This rant developed out of my reply to a comment.
There are some spelling differences between BE and AE. This is not a secret, and I would think that every person educated enough to be using a bilingual law dictionary knows what they are or can check up somewhere else.
Nevertheless, I have seen a number of bilingual law dictionaries that give both spellings, even though space for legal content is limited. (I’m limiting this to DE>EN dictionaries, but the problem arises in the other direction too). For instance, in the latest Romain DE>EN, I find:
Entziehung einer Lizenz: revocation of a US license/GB licence
The old Romain just had revocation of a licence.
In Romain, the same abbreviations are used for spelling and law. Thus:
Gesellschaftssatzung f US (corporate) charter/GB memorandum and articles of association
The small dictionary by Karin Linhart uses AE and BE for spelling and US and Br for law.
zu Geld machen: to realize (AE), to realise (BE)
Nachlassverwalter bei gesetzlicher Erbfolge: ErbR administrator (US)
This is odd, because this is the UK term too (of course, one can’t always generalize for the whole of the UK or the US, but that is a separate question)
Tagebuch: diary (BE)
There may be some confusion with Kalender here.
Kalender: m calendar, diary; Terminkalender diary (BE), in den Kalender eintragen to diarize (AE), to diarise (BE), to calendar.
But as far as I am concerned the AE/BE spelling distinctions could be thrown out. Of course, this would leave situations where a purely US term, for instance ‘Your Honor’ (used in only one court in England and Wales – most common is ‘My Lord’) might be spelt in the US way and the rest in the British way, depending on the editor’s decision. This is illogical, but many things are illogical in dictionaries – complete consistency is not achievable because language and law are complex.
Similarly, the Langenscheidt Alpmann Fachwörterbuch Recht gives both spellings and uses AE and BE for both spelling and law:
Straftat f (CrLaw) criminal act; criminal offence (AE offense); crime
Erblasser m (BE) deceased; (AE) decedent; testator
The spelling differences are not given in Cornelson’s Wörterbuch Recht, only the law differences.
Straftat criminal offence (offense); penal act (Verbrechen, Vergehen)
This at least doesn’t waste space telling us which spelling is which.
Lundmark’s Talking Law Dictionary has:
Lizenz: licence (-se)
This is also an improvement from the point of view of space.
Now two particular points that annoy me: ise/ize and judgment/judgement

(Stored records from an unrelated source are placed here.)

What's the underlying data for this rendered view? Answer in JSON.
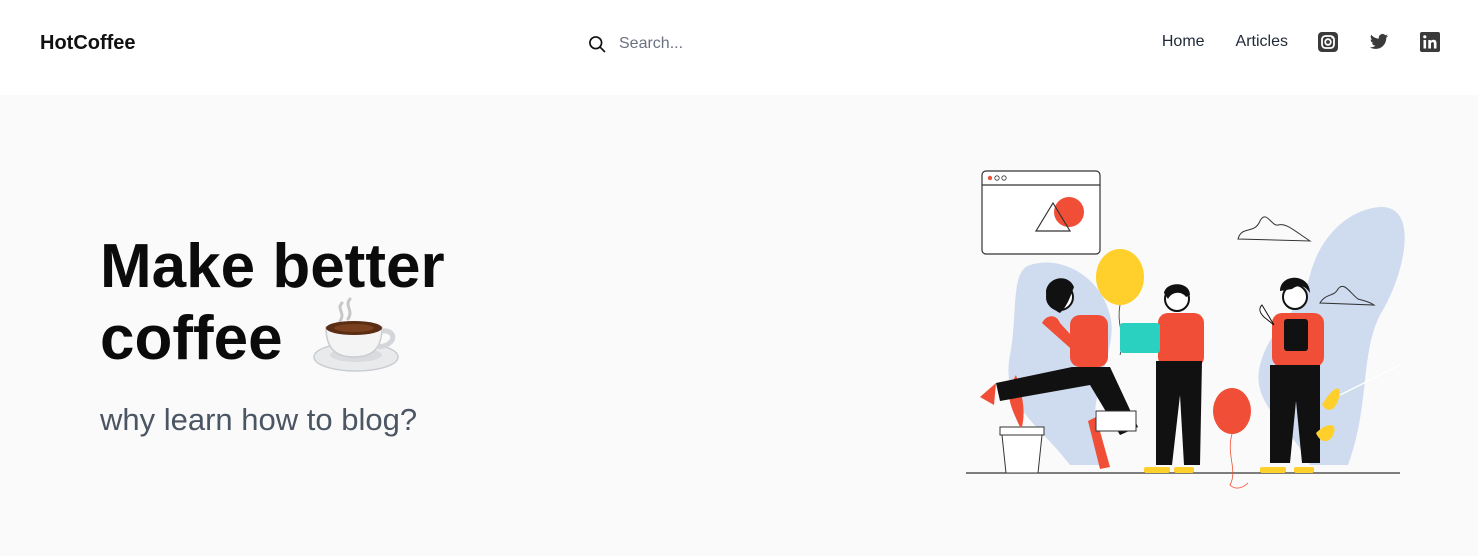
{
  "header": {
    "brand": "HotCoffee",
    "search": {
      "placeholder": "Search..."
    },
    "nav": {
      "home": "Home",
      "articles": "Articles"
    },
    "social_icons": [
      "instagram-icon",
      "twitter-icon",
      "linkedin-icon"
    ]
  },
  "hero": {
    "title_line1": "Make better",
    "title_line2": "coffee",
    "subtitle": "why learn how to blog?"
  },
  "colors": {
    "accent_red": "#f04e37",
    "balloon_yellow": "#ffcf2b",
    "blob_blue": "#cfdcf0",
    "teal": "#2ad1c0",
    "text_dark": "#111111",
    "text_muted": "#4b5563"
  }
}
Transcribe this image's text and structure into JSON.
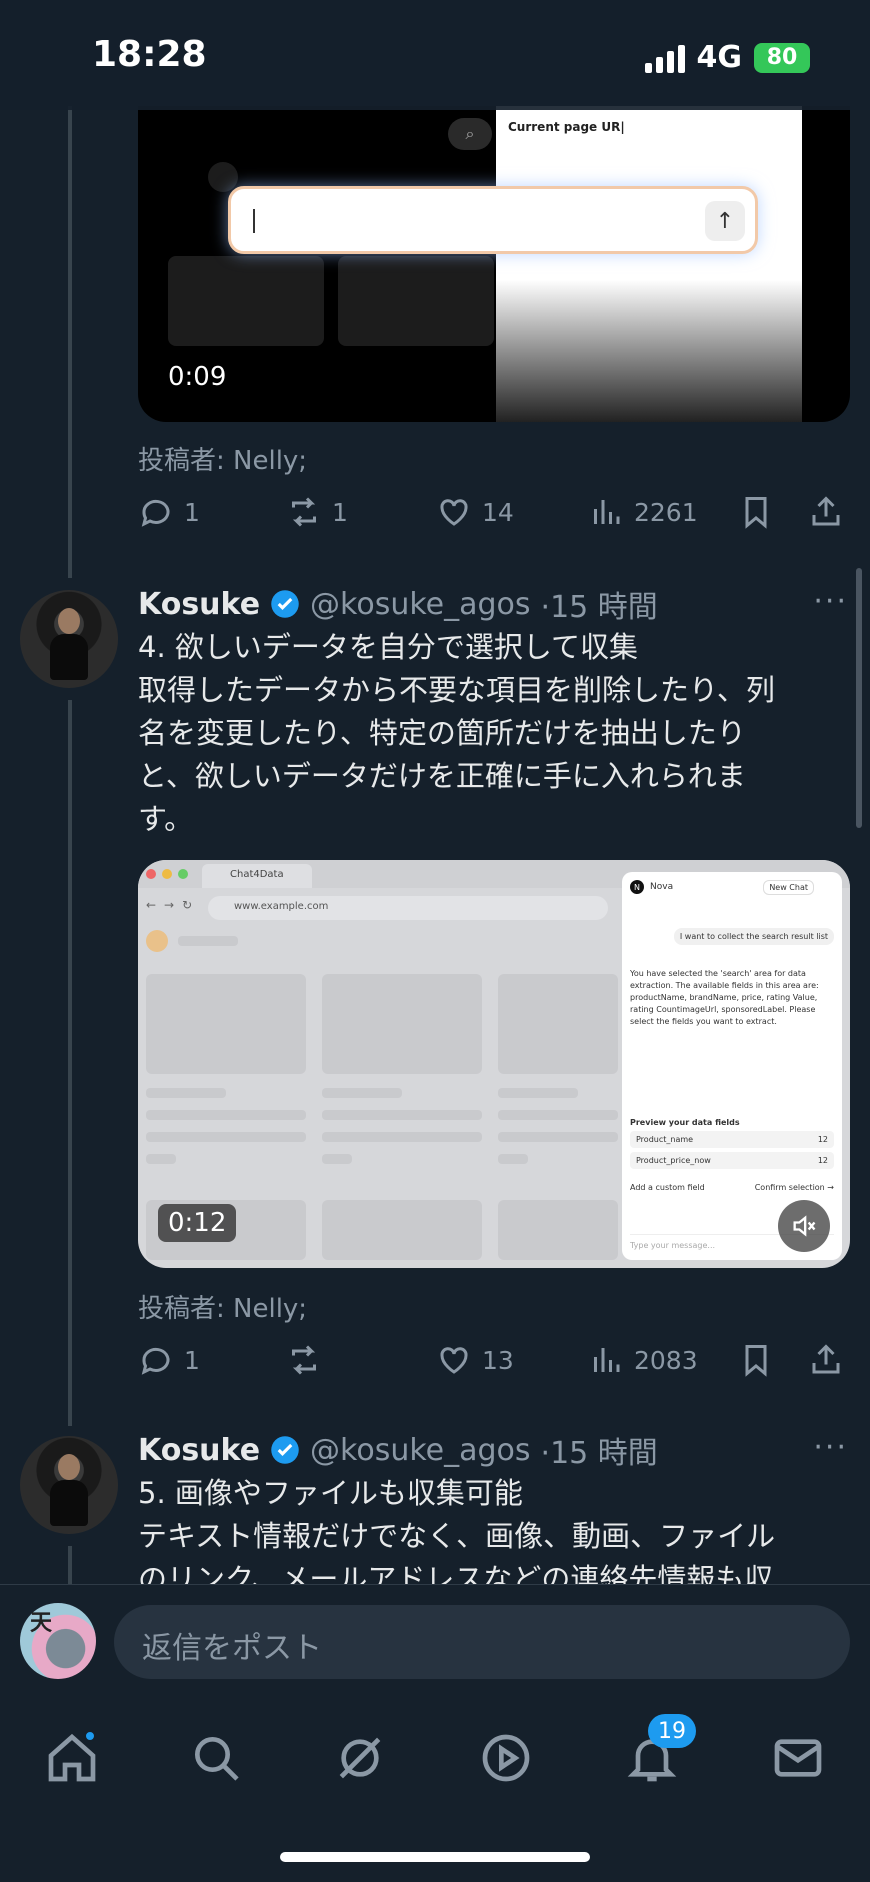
{
  "status_bar": {
    "time": "18:28",
    "network": "4G",
    "battery": "80"
  },
  "tweet1": {
    "video_ui_label": "Current page UR|",
    "video_time": "0:09",
    "posted_by": "投稿者: Nelly;",
    "replies": "1",
    "retweets": "1",
    "likes": "14",
    "views": "2261"
  },
  "tweet2": {
    "name": "Kosuke",
    "handle": "@kosuke_agos",
    "time": "·15 時間",
    "text_lines": [
      "4. 欲しいデータを自分で選択して収集",
      "取得したデータから不要な項目を削除したり、列",
      "名を変更したり、特定の箇所だけを抽出したり",
      "と、欲しいデータだけを正確に手に入れられま",
      "す。"
    ],
    "video": {
      "tab_title": "Chat4Data",
      "url": "www.example.com",
      "panel_brand": "Nova",
      "new_chat": "New Chat",
      "user_msg": "I want to collect the search result list",
      "bot_msg": "You have selected the 'search' area for data extraction. The available fields in this area are: productName, brandName, price, rating Value, rating CountimageUrl, sponsoredLabel. Please select the fields you want to extract.",
      "preview_title": "Preview your data fields",
      "fields": [
        "Product_name",
        "Product_price_now"
      ],
      "field_count": "12",
      "add_field": "Add a custom field",
      "confirm": "Confirm selection →",
      "typing_placeholder": "Type your message..."
    },
    "video_time": "0:12",
    "posted_by": "投稿者: Nelly;",
    "replies": "1",
    "retweets": "",
    "likes": "13",
    "views": "2083"
  },
  "tweet3": {
    "name": "Kosuke",
    "handle": "@kosuke_agos",
    "time": "·15 時間",
    "text_lines": [
      "5. 画像やファイルも収集可能",
      "テキスト情報だけでなく、画像、動画、ファイル",
      "のリンク、メールアドレスなどの連絡先情報も収"
    ]
  },
  "reply_bar": {
    "placeholder": "返信をポスト"
  },
  "bottom_nav": {
    "notifications_count": "19"
  },
  "colors": {
    "background": "#15202b",
    "accent": "#1d9bf0",
    "muted": "#8b98a5"
  }
}
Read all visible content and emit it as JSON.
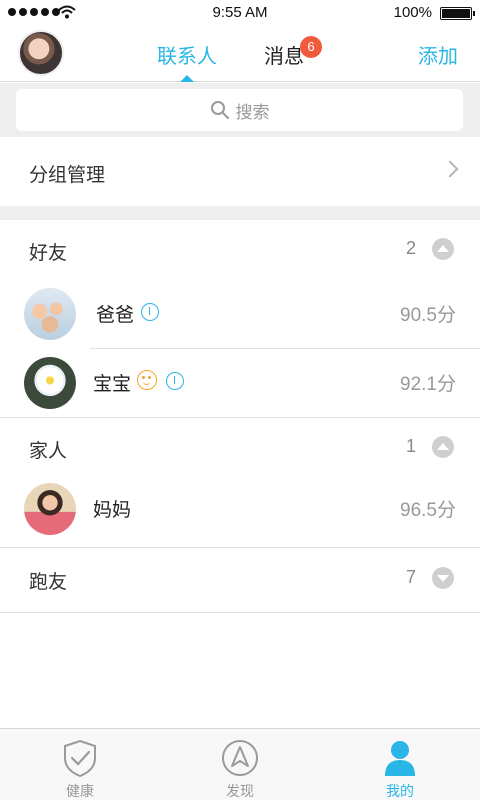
{
  "status_bar": {
    "time": "9:55 AM",
    "battery": "100%",
    "battery_level": 1.0
  },
  "header": {
    "tabs": [
      {
        "label": "联系人",
        "active": true
      },
      {
        "label": "消息",
        "active": false,
        "badge": "6"
      }
    ],
    "add_label": "添加"
  },
  "search": {
    "placeholder": "搜索"
  },
  "group_management": {
    "label": "分组管理"
  },
  "groups": [
    {
      "name": "好友",
      "count": "2",
      "expanded": true,
      "contacts": [
        {
          "name": "爸爸",
          "score": "90.5分",
          "icons": [
            "gauge-icon"
          ]
        },
        {
          "name": "宝宝",
          "score": "92.1分",
          "icons": [
            "baby-icon",
            "gauge-icon"
          ]
        }
      ]
    },
    {
      "name": "家人",
      "count": "1",
      "expanded": true,
      "contacts": [
        {
          "name": "妈妈",
          "score": "96.5分",
          "icons": []
        }
      ]
    },
    {
      "name": "跑友",
      "count": "7",
      "expanded": false,
      "contacts": []
    }
  ],
  "tab_bar": {
    "items": [
      {
        "label": "健康",
        "icon": "shield-check-icon",
        "active": false
      },
      {
        "label": "发现",
        "icon": "compass-icon",
        "active": false
      },
      {
        "label": "我的",
        "icon": "person-icon",
        "active": true
      }
    ]
  },
  "colors": {
    "accent": "#29b6e6",
    "badge": "#f25a3d",
    "baby_icon": "#f5a623",
    "inactive": "#999999",
    "background_gray": "#efefef"
  }
}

The fact is that the –ize ending is quite common in BE, though not as common as –ise. I’ve mentioned this before, and here is some evidence.
I therefore wish dictionaries, and the EU English style guide, would not prescribe what is right and wrong here in BE. Above all, as said before, I think nearly all Germans believe that –ize is wrong in BE. Possibly it’s easier to remember: US is A, UK is B. If people think they can make such black-and-white distinctions between the USA and UK, they are much mistaken.
Pam Peters, in The Cambridge Guide to English Usage, prefers –ize (she’s Australian). She quotes OUP, which of course always uses –ize, and then says that contemporary British writers prefer –ise – but the gap is not very wide, see the British National Corpus:
realise 3898, realize 2234
recognise 3641, recognize 2104
There is an even greater preference for –ise in Australian spelling, possibly reinforced by the Australian government. And there are words that have to be written –ise anyway (advertise, advise, supervise, surprise and many more). But US dictionaries are allowing advertize, comprize and other forms, according to Peters.
Equally annoying is the belief of German bilingual law dictionaries that judgment is the AE spelling and judgement the BE spelling. In fact, judgement is commonly used in general BE texts, but UK lawyers tend to write judgment. I’ve been here before too
And even Garner makes the point (thanks, Tom!):
Judgment is the preferred form in AmE and seems to be preferred in British legal texts, even as far back as the 19th century. Judgement is prevalent in British nonlegal texts, and was thought by Fowler to be the better form. Glanville Williams states that, in BrE, ‘judgement should really be the preferred spelling.’